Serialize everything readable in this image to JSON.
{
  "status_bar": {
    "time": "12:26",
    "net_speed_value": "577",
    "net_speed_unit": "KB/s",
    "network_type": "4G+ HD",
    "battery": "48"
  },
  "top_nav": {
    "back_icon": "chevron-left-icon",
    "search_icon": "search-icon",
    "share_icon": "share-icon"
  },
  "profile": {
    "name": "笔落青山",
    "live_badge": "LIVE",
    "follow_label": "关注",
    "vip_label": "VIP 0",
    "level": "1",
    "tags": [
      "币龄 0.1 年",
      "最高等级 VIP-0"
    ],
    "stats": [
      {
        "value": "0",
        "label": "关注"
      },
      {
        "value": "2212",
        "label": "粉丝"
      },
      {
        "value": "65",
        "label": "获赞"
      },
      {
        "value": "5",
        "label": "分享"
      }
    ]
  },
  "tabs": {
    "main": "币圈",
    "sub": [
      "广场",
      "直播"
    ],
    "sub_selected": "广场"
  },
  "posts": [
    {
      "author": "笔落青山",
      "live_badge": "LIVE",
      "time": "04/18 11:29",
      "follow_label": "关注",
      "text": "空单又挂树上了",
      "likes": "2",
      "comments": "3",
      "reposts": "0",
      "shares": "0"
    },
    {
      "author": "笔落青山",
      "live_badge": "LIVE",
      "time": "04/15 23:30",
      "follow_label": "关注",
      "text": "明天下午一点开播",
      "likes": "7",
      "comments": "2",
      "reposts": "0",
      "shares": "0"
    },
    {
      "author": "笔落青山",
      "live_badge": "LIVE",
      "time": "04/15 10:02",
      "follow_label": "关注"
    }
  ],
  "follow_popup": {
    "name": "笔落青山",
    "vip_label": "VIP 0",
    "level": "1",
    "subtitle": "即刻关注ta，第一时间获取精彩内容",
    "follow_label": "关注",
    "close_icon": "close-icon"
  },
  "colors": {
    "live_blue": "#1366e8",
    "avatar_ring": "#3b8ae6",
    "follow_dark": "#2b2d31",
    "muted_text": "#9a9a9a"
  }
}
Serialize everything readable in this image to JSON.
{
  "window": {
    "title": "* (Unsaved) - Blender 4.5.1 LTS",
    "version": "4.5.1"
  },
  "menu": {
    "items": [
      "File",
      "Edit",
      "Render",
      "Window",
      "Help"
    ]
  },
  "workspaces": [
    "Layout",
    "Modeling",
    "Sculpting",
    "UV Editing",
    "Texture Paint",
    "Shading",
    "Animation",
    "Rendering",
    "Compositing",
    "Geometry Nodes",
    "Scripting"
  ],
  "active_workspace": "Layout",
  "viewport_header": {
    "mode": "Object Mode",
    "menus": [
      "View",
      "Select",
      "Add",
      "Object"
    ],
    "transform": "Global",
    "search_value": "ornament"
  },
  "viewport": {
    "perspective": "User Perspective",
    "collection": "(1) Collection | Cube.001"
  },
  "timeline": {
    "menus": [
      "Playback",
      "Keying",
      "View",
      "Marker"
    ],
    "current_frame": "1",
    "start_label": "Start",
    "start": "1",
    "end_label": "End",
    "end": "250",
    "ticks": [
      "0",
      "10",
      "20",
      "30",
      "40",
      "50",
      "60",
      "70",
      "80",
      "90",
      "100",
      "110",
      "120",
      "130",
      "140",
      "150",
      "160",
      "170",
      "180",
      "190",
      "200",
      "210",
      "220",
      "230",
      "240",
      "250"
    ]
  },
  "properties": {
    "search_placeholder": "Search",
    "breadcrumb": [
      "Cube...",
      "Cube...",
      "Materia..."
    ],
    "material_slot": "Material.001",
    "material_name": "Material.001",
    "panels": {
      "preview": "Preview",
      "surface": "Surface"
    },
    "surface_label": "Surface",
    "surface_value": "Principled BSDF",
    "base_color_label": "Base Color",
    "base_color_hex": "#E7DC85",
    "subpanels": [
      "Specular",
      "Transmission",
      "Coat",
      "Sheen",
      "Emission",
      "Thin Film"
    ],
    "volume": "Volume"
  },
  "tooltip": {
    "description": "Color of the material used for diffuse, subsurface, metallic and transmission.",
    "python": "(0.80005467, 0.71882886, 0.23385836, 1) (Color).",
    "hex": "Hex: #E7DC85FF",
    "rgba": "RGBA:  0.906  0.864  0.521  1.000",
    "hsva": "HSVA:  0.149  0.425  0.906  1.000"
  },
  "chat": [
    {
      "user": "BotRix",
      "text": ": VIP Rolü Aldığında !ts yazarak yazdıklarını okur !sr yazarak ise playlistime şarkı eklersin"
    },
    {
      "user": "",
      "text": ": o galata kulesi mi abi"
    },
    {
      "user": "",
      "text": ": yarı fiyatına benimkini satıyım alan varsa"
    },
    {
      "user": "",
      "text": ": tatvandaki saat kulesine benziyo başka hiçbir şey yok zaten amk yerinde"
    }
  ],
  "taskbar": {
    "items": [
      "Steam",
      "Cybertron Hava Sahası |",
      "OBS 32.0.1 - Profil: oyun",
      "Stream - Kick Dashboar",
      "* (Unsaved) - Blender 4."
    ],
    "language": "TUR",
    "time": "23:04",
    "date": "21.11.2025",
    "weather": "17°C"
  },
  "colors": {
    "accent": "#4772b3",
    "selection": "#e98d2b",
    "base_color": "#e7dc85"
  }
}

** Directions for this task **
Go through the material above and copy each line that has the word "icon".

** Completed task **
    "back_icon": "chevron-left-icon",
    "search_icon": "search-icon",
    "share_icon": "share-icon"
    "close_icon": "close-icon"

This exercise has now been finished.